Material provided:
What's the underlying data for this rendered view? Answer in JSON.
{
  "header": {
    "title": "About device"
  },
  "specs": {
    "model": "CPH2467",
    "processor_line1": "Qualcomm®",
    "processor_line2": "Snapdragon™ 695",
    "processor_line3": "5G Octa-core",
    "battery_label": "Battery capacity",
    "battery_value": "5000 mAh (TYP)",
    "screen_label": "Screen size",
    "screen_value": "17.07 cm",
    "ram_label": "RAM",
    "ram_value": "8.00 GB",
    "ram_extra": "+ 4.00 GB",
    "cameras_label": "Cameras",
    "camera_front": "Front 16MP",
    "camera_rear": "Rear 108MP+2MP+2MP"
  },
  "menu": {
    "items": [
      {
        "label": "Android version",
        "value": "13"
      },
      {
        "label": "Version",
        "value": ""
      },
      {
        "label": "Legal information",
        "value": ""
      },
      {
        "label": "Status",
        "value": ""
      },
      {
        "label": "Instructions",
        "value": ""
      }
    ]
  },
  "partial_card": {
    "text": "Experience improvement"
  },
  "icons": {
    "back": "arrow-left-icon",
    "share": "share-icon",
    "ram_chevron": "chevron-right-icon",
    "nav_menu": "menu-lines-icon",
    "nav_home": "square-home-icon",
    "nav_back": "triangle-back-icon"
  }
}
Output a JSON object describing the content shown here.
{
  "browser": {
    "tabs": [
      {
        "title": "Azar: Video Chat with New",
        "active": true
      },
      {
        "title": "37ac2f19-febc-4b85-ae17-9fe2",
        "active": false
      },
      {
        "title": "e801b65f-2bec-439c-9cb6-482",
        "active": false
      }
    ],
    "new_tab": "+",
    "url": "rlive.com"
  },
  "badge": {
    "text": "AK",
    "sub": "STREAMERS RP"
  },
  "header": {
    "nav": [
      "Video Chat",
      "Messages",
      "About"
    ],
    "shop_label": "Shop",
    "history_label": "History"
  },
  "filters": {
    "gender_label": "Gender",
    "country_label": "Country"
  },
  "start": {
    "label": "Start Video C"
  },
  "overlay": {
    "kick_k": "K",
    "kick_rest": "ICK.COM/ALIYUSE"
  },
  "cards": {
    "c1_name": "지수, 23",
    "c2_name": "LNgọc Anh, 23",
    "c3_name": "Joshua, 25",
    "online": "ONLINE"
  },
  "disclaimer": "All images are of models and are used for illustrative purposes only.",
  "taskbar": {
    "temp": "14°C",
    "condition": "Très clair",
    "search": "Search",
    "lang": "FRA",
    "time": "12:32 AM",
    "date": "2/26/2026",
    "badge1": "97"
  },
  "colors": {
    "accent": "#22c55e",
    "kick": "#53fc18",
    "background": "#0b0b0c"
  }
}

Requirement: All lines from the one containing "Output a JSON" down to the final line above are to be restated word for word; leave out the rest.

Response area:
Output a JSON object describing the content shown here.
{
  "browser": {
    "tabs": [
      {
        "title": "Azar: Video Chat with New",
        "active": true
      },
      {
        "title": "37ac2f19-febc-4b85-ae17-9fe2",
        "active": false
      },
      {
        "title": "e801b65f-2bec-439c-9cb6-482",
        "active": false
      }
    ],
    "new_tab": "+",
    "url": "rlive.com"
  },
  "badge": {
    "text": "AK",
    "sub": "STREAMERS RP"
  },
  "header": {
    "nav": [
      "Video Chat",
      "Messages",
      "About"
    ],
    "shop_label": "Shop",
    "history_label": "History"
  },
  "filters": {
    "gender_label": "Gender",
    "country_label": "Country"
  },
  "start": {
    "label": "Start Video C"
  },
  "overlay": {
    "kick_k": "K",
    "kick_rest": "ICK.COM/ALIYUSE"
  },
  "cards": {
    "c1_name": "지수, 23",
    "c2_name": "LNgọc Anh, 23",
    "c3_name": "Joshua, 25",
    "online": "ONLINE"
  },
  "disclaimer": "All images are of models and are used for illustrative purposes only.",
  "taskbar": {
    "temp": "14°C",
    "condition": "Très clair",
    "search": "Search",
    "lang": "FRA",
    "time": "12:32 AM",
    "date": "2/26/2026",
    "badge1": "97"
  },
  "colors": {
    "accent": "#22c55e",
    "kick": "#53fc18",
    "background": "#0b0b0c"
  }
}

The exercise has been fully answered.